Four Sure-fire Ways to Sabotage Your PR Success
Many brands unintentionally undermine their own success by committing these four common public relations mistakes.
Sabotage #1: Mistaking public relations opportunities for marketing opportunities
Even the most sophisticated marketing organizations sometimes struggle to understand why perfectly honed and packaged sales and marketing communications don’t play out in media relations efforts. These key messages must, of course, inform the stories that we cultivate, but cannot necessarily be the basis for the coverage itself. The media isn’t interested in repeating taglines, touting product features and benefits or producing content that would otherwise exist as paid advertising space in their publication or outlet. Not only would blatant brand or product promotion erode their credibility as a trusted source of independent information, but that would also be working contrary to their own financial best interests. Their business model is based on competitively providing their audience with an independent perspective on a story that they can’t get anywhere else – in a way that doesn’t feel like they are selling something. We see the most success when we are able to align business goals and marketing goals with media coverage goals – and build strategies and programs that ensure all activities are fully coordinated and build off of the successes across all channels and platforms. To reach our end audience, we must first understand and meet the needs of our intermediary audience – the journalists and editorial staff of the outlets whose audiences’ attention we crave.
Sabotage #2: Ignoring the importance of niche target audience strategies
Brands have many layers and therefore have a variety of audiences to reach and engage. While coverage in large national outlets is important in general, it is too often used as a non-specific, catch-all goal to the detriment of more personalized and meaningful coverage for specific target audiences. For example, a story placement or advertisement on a national daily news show may be great to increase awareness of a product or service, but does it really resonate with our intended audience and motivate people to take specific action?
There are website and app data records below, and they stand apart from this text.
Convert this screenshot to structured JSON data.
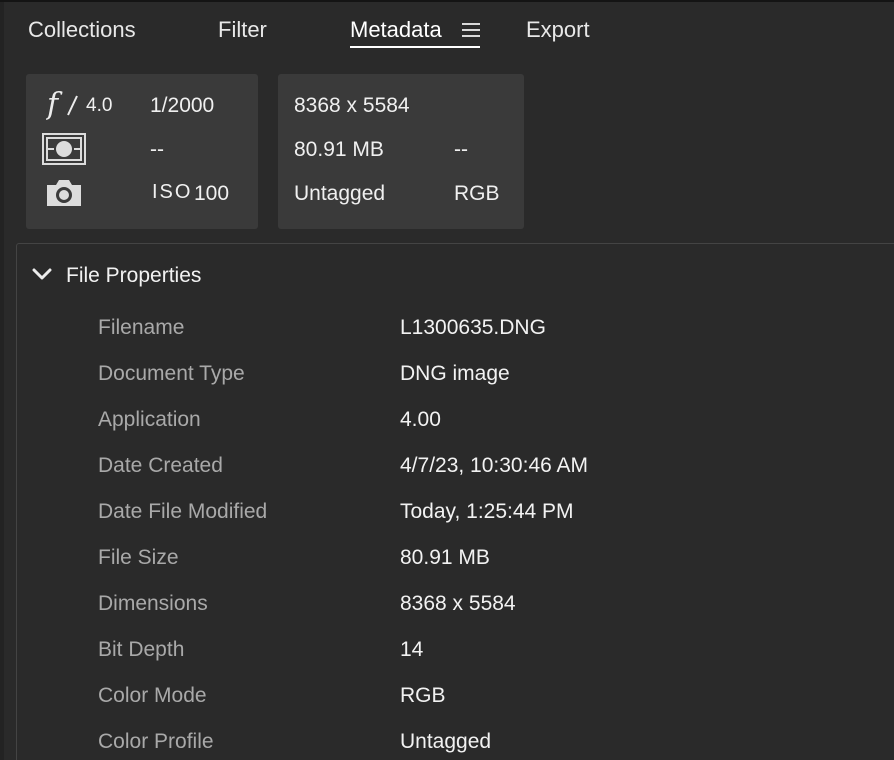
{
  "tabs": [
    {
      "label": "Collections"
    },
    {
      "label": "Filter"
    },
    {
      "label": "Metadata"
    },
    {
      "label": "Export"
    }
  ],
  "active_tab": "Metadata",
  "exposure_card": {
    "aperture": "4.0",
    "shutter": "1/2000",
    "metering": "--",
    "iso_label": "ISO",
    "iso_value": "100",
    "icons": [
      "aperture-f-icon",
      "metering-mode-icon",
      "camera-icon"
    ]
  },
  "file_card": {
    "dimensions": "8368 x 5584",
    "size": "80.91 MB",
    "size_extra": "--",
    "profile": "Untagged",
    "mode": "RGB"
  },
  "file_properties": {
    "title": "File Properties",
    "rows": [
      {
        "label": "Filename",
        "value": "L1300635.DNG"
      },
      {
        "label": "Document Type",
        "value": "DNG image"
      },
      {
        "label": "Application",
        "value": "4.00"
      },
      {
        "label": "Date Created",
        "value": "4/7/23, 10:30:46 AM"
      },
      {
        "label": "Date File Modified",
        "value": "Today, 1:25:44 PM"
      },
      {
        "label": "File Size",
        "value": "80.91 MB"
      },
      {
        "label": "Dimensions",
        "value": "8368 x 5584"
      },
      {
        "label": "Bit Depth",
        "value": "14"
      },
      {
        "label": "Color Mode",
        "value": "RGB"
      },
      {
        "label": "Color Profile",
        "value": "Untagged"
      }
    ]
  },
  "colors": {
    "background": "#2a2a2a",
    "card": "#3a3a3a",
    "label": "#a9a9a9",
    "value": "#f2f2f2"
  }
}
Your brand is best served with a sustained, multi-pronged approach. While national media should most certainly be a part of a comprehensive earned media strategy, smaller niche media offer essential and effective story nuances that shouldn’t be ignored. Market research and competitive audits should be used to accurately define who your target audiences are and what messages will best resonate with them. These insights can then be translated into a series of smaller, hyper-focused media angles to complement broader national initiatives. The end result is the ability to deliver highly-personalized messaging that more relevantly connects with the consumer in a personal way, making them more likely to take a specific action.
Sabotage #3: Trying to do everything all at once
Contrary to logic, the more successful your PR efforts are, the more time and effort it will demand of you. It is easy to underestimate the timing and staffing needed to properly plan and execute major public relations initiatives. Successful activations are well thought out and carefully timed and calculated events. If you try to execute everything at once, two things can happen: you over-tax your own resources, especially the executives and thought leaders whose participation you require; or you over-saturate your communication channels and burn out your story pipeline more quickly than you can replenish it. While the latter may seem like a good problem to have – and it is, if you can continue to invest in timely content replenishment – the former is the worst problem you can possibly create. Success is ultimately dependent upon well-prioritized audiences, markets and outreach efforts, as well as executive-level buy-in on clearly defined success measures and timelines.
Sabotage #4: Expecting to control the outcome
More often than not, you need the media more than it needs you. They make the content and they own the distributon channel to the people you want to reach. You can earn the right to play their game or choose to sit on the bench, but the rules of editorial coverage are largely set by them, with some negotiatble wiggle room here and there. The currency of media relations is information. And the information itself must be thorough, accurate, timely, newsworthy and credible in order to be valuable. So while we do not control the coverage outcomes, we can most definitely influence them by leveraging productive relationships with our media contacts, which are built on consistent and ongoing interaction as sources of valuable resources and information they need in order to do their jobs.
If full control of your message is what you seek, earned media can offer you no guarantees. However, you do have a few other options available to you.
- owned media: make your own content and distribute it through the channels that you own, such as your website, newsletters, brochures, sales materials, etc.
- paid media: make your own content, and pay the going rate for predefined access to the distribution channel that already has access to your audience, also known as advertising.
Both are valuable components of a comprehensive marketing and communications strategy. But the inherent value of earned media is unmatched in trust and credibility that are transferred to your brand from the independent confirmation and conveyance of your information through third-party media.
We don’t recommend that you sabotage your PR efforts. BVK can work with you to develop a strategy and implement successful programs to ensure you meet your earned media goals.